The hackers tell Wired that they were able to exploit a vulnerability in the LEEP portal, giving them access to nearly 20 U.S. law enforcement information-sharing portals and investigation tools. The group declined to detail the vulnerability they exploited, saying they were still using it to attempt to extract additional information.
But CWA provided a detailed list to Wired of 19 tools it claims the group was able to access via the law enforcement portal, which range from the Internet Crime Complaint Center, or IC3, and the Homeland Security Information Network, used for trading sensitive but non-confidential information, to an automated malware analysis tool and JABS, the Joint Automated Booking System, which is a database of federal arrest records.
One concern about the potential JABS breach is that the system can contain arrest records relating to indictments that are still under seal and thus may give any criminals with access to the system a heads-up if they're being targeted. As noted by Wired, a common tactic in cybercrime investigations is for law enforcement agencies to arrest one suspected member of a hacking ring and keep the case sealed while they attempt to get the accused to provide evidence on alleged co-conspirators.
Guy Fawkes Symbolism
The choice of date for CWA's Nov. 5 leak is symbolic - that's Bonfire Night in the United Kingdom, which commemorates the failure of Guy Fawkes to blow up the Houses of Parliament in 1605. The date also features in "V for Vendetta," a comic book and then film, which envisions an alternate future in which a legion of revolutionaries wearing masks - of the type since popularized by Anonymous - battles the fascist state. The date has also become a rallying point for Anonymous-related online operations and protests.
But CWA says it's not part of Anonymous. "No need to target #AnonSec feds, they were nothing to do with the attacks, they're just good friends," reads a tweet from the CWA member who goes by the name Cracka.
In a separate Nov. 5 Pastebin post, meanwhile, Cracka claims that he's "targeting the U.S. government for funding Israel." And the group has said it has a substantial amount of additional data that it's prepared to release unless the government meets its demands.
FBI Deputy Director Targeted
The apparent law enforcement portal breach follows CWA claiming via Twitter that it had hacked into the personal email account of FBI Deputy Director Mark Giuliano. The group told Vice Motherboard it first gained access to a Comcast account registered in Giuliano's wife's name, although declined to note how - and the group's claims could not be verified. The FBI declined to comment on CWA's claimed attack.

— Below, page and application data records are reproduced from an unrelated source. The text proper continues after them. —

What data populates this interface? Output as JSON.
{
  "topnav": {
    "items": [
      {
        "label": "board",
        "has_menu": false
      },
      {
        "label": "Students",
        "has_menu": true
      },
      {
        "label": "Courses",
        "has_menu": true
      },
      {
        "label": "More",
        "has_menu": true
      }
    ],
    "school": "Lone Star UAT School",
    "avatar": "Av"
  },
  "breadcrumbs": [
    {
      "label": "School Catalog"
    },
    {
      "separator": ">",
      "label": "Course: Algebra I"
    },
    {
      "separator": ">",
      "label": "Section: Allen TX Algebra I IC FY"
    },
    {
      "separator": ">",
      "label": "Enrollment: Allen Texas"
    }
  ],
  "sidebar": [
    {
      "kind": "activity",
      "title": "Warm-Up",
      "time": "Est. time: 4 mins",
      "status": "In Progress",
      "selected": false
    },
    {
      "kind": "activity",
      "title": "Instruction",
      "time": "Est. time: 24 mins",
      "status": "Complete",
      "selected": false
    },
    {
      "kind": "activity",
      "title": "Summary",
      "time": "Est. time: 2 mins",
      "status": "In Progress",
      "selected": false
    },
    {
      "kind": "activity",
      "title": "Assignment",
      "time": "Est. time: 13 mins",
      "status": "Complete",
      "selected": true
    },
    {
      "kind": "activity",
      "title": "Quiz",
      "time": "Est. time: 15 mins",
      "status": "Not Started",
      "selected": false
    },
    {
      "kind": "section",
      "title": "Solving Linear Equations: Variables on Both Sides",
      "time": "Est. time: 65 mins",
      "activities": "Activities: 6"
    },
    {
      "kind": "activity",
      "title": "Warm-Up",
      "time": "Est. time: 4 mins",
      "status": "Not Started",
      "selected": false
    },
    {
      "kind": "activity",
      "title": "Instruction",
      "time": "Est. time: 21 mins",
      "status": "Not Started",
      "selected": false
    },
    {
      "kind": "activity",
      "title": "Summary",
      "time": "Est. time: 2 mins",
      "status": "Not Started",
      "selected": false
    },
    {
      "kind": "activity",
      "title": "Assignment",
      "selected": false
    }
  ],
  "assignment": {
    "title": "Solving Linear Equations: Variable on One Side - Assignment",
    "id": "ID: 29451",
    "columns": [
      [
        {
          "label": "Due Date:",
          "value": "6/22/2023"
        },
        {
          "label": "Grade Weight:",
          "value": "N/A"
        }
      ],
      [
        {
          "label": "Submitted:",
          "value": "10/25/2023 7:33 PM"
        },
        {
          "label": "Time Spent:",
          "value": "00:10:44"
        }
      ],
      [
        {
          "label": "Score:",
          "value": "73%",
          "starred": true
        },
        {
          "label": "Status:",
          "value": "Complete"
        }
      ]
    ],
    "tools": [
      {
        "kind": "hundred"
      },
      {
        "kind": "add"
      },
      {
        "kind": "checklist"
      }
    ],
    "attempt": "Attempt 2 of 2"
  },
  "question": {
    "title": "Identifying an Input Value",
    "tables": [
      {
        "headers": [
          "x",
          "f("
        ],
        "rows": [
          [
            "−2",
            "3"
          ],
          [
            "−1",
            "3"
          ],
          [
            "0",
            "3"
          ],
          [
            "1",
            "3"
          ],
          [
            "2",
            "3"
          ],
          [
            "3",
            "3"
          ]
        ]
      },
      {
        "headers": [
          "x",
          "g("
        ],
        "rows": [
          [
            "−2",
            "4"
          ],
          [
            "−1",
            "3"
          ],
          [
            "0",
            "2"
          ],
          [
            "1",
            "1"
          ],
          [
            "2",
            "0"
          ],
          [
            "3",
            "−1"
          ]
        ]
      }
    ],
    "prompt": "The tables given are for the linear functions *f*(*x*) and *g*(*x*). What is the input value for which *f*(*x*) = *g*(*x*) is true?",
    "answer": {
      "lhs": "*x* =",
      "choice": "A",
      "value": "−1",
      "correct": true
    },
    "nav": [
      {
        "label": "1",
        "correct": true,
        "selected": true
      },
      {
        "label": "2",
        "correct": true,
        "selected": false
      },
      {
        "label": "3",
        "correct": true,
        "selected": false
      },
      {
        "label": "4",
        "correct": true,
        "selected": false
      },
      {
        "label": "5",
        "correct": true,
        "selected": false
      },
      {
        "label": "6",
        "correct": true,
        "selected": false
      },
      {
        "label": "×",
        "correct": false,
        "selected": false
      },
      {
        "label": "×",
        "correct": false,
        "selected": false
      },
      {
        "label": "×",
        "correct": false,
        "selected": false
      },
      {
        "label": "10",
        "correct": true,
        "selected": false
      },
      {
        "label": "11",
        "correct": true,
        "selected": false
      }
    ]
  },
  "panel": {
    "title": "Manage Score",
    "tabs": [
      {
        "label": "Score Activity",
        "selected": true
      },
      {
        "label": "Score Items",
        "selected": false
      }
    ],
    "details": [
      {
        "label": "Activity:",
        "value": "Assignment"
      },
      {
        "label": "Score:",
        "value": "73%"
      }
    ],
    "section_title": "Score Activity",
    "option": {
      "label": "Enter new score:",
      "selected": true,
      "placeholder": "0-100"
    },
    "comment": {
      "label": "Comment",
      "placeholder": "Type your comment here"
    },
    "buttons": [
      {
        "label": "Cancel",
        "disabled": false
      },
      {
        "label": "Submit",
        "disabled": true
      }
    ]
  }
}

Some security experts question the attackers' asserted ages and levels of recreational drug use. "If they were really teenage stoner hackers, they'd be in jail," Michael Adams, an information security expert who served more than two decades in the U.S. Special Operations Command, tells Vice Motherboard. "It is very difficult for me to understand how hackers characterized as 'teenage stoners' cannot be caught with the resources available to the United States intelligence community and the FBI."
Adams, who has reviewed the list of dumped data, warns that it appears to show police officers that have an FBI email address - meaning they could be embedded bureau agents - as well as agents deployed abroad, for example on the Caribbean nation of Saint Kitts and Nevis, and might be working undercover. "They're busting covers left and right and they don't know it," he said of CWA.